__Work item__:
The data below has to be returned exactly, down to the last character.

__Extracted information__:
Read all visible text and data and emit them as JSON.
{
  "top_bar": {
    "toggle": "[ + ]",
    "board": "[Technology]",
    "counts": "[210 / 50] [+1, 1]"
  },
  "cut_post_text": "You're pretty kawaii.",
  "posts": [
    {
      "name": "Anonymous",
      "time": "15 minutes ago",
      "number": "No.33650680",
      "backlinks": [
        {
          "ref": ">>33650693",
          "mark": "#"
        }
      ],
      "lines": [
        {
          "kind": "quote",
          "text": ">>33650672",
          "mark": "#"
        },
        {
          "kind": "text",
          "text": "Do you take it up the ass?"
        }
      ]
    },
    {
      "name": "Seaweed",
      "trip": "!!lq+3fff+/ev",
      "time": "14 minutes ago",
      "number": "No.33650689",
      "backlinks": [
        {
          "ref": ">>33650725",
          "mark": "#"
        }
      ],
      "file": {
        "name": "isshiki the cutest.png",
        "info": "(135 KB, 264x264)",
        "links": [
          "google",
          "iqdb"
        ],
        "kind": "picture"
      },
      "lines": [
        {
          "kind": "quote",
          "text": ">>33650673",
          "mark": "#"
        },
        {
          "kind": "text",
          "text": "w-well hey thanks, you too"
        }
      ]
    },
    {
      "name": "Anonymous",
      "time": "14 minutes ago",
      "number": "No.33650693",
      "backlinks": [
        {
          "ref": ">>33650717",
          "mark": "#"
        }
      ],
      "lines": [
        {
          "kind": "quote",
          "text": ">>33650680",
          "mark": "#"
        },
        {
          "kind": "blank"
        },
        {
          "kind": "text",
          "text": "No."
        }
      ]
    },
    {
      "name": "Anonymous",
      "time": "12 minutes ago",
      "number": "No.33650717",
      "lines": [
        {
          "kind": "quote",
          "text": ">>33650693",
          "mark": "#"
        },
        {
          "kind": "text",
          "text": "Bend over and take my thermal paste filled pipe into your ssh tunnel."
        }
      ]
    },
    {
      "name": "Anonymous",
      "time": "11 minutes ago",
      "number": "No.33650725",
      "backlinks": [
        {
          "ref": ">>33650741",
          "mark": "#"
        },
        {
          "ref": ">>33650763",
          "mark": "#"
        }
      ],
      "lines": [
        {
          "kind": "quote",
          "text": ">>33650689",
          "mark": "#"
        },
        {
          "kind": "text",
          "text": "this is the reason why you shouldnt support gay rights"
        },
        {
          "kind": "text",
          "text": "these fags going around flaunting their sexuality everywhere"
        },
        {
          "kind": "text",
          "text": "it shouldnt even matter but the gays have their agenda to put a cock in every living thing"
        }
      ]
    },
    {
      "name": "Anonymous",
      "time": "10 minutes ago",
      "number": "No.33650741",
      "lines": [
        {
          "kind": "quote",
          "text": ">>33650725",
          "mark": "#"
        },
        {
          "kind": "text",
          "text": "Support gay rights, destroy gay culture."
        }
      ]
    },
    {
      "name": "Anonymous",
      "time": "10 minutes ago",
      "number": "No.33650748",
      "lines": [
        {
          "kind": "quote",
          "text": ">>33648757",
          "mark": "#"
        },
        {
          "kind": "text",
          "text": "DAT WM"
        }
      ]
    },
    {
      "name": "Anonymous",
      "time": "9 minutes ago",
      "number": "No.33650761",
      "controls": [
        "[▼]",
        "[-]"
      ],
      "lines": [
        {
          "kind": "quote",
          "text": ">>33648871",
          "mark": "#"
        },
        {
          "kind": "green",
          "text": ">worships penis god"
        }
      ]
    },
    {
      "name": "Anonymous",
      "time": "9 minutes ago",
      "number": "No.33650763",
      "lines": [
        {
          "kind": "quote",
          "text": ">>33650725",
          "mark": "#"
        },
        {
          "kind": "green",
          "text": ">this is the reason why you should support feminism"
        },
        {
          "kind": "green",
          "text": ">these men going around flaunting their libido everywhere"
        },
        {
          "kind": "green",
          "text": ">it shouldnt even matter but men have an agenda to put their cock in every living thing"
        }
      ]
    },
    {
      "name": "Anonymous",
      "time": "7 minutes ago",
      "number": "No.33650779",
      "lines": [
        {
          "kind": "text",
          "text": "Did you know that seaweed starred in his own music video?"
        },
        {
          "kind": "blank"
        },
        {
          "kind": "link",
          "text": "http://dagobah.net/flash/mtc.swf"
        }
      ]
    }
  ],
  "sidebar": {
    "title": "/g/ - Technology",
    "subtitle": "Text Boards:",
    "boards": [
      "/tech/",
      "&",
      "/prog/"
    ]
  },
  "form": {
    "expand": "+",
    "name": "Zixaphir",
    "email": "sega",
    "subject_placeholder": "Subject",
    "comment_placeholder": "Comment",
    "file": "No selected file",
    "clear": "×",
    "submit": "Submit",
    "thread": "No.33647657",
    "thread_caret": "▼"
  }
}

__Task solution__:
Read all visible text and data and emit them as JSON.
{
  "top_bar": {
    "toggle": "[ + ]",
    "board": "[Technology]",
    "counts": "[210 / 50] [+1, 1]"
  },
  "cut_post_text": "You're pretty kawaii.",
  "posts": [
    {
      "name": "Anonymous",
      "time": "15 minutes ago",
      "number": "No.33650680",
      "backlinks": [
        {
          "ref": ">>33650693",
          "mark": "#"
        }
      ],
      "lines": [
        {
          "kind": "quote",
          "text": ">>33650672",
          "mark": "#"
        },
        {
          "kind": "text",
          "text": "Do you take it up the ass?"
        }
      ]
    },
    {
      "name": "Seaweed",
      "trip": "!!lq+3fff+/ev",
      "time": "14 minutes ago",
      "number": "No.33650689",
      "backlinks": [
        {
          "ref": ">>33650725",
          "mark": "#"
        }
      ],
      "file": {
        "name": "isshiki the cutest.png",
        "info": "(135 KB, 264x264)",
        "links": [
          "google",
          "iqdb"
        ],
        "kind": "picture"
      },
      "lines": [
        {
          "kind": "quote",
          "text": ">>33650673",
          "mark": "#"
        },
        {
          "kind": "text",
          "text": "w-well hey thanks, you too"
        }
      ]
    },
    {
      "name": "Anonymous",
      "time": "14 minutes ago",
      "number": "No.33650693",
      "backlinks": [
        {
          "ref": ">>33650717",
          "mark": "#"
        }
      ],
      "lines": [
        {
          "kind": "quote",
          "text": ">>33650680",
          "mark": "#"
        },
        {
          "kind": "blank"
        },
        {
          "kind": "text",
          "text": "No."
        }
      ]
    },
    {
      "name": "Anonymous",
      "time": "12 minutes ago",
      "number": "No.33650717",
      "lines": [
        {
          "kind": "quote",
          "text": ">>33650693",
          "mark": "#"
        },
        {
          "kind": "text",
          "text": "Bend over and take my thermal paste filled pipe into your ssh tunnel."
        }
      ]
    },
    {
      "name": "Anonymous",
      "time": "11 minutes ago",
      "number": "No.33650725",
      "backlinks": [
        {
          "ref": ">>33650741",
          "mark": "#"
        },
        {
          "ref": ">>33650763",
          "mark": "#"
        }
      ],
      "lines": [
        {
          "kind": "quote",
          "text": ">>33650689",
          "mark": "#"
        },
        {
          "kind": "text",
          "text": "this is the reason why you shouldnt support gay rights"
        },
        {
          "kind": "text",
          "text": "these fags going around flaunting their sexuality everywhere"
        },
        {
          "kind": "text",
          "text": "it shouldnt even matter but the gays have their agenda to put a cock in every living thing"
        }
      ]
    },
    {
      "name": "Anonymous",
      "time": "10 minutes ago",
      "number": "No.33650741",
      "lines": [
        {
          "kind": "quote",
          "text": ">>33650725",
          "mark": "#"
        },
        {
          "kind": "text",
          "text": "Support gay rights, destroy gay culture."
        }
      ]
    },
    {
      "name": "Anonymous",
      "time": "10 minutes ago",
      "number": "No.33650748",
      "lines": [
        {
          "kind": "quote",
          "text": ">>33648757",
          "mark": "#"
        },
        {
          "kind": "text",
          "text": "DAT WM"
        }
      ]
    },
    {
      "name": "Anonymous",
      "time": "9 minutes ago",
      "number": "No.33650761",
      "controls": [
        "[▼]",
        "[-]"
      ],
      "lines": [
        {
          "kind": "quote",
          "text": ">>33648871",
          "mark": "#"
        },
        {
          "kind": "green",
          "text": ">worships penis god"
        }
      ]
    },
    {
      "name": "Anonymous",
      "time": "9 minutes ago",
      "number": "No.33650763",
      "lines": [
        {
          "kind": "quote",
          "text": ">>33650725",
          "mark": "#"
        },
        {
          "kind": "green",
          "text": ">this is the reason why you should support feminism"
        },
        {
          "kind": "green",
          "text": ">these men going around flaunting their libido everywhere"
        },
        {
          "kind": "green",
          "text": ">it shouldnt even matter but men have an agenda to put their cock in every living thing"
        }
      ]
    },
    {
      "name": "Anonymous",
      "time": "7 minutes ago",
      "number": "No.33650779",
      "lines": [
        {
          "kind": "text",
          "text": "Did you know that seaweed starred in his own music video?"
        },
        {
          "kind": "blank"
        },
        {
          "kind": "link",
          "text": "http://dagobah.net/flash/mtc.swf"
        }
      ]
    }
  ],
  "sidebar": {
    "title": "/g/ - Technology",
    "subtitle": "Text Boards:",
    "boards": [
      "/tech/",
      "&",
      "/prog/"
    ]
  },
  "form": {
    "expand": "+",
    "name": "Zixaphir",
    "email": "sega",
    "subject_placeholder": "Subject",
    "comment_placeholder": "Comment",
    "file": "No selected file",
    "clear": "×",
    "submit": "Submit",
    "thread": "No.33647657",
    "thread_caret": "▼"
  }
}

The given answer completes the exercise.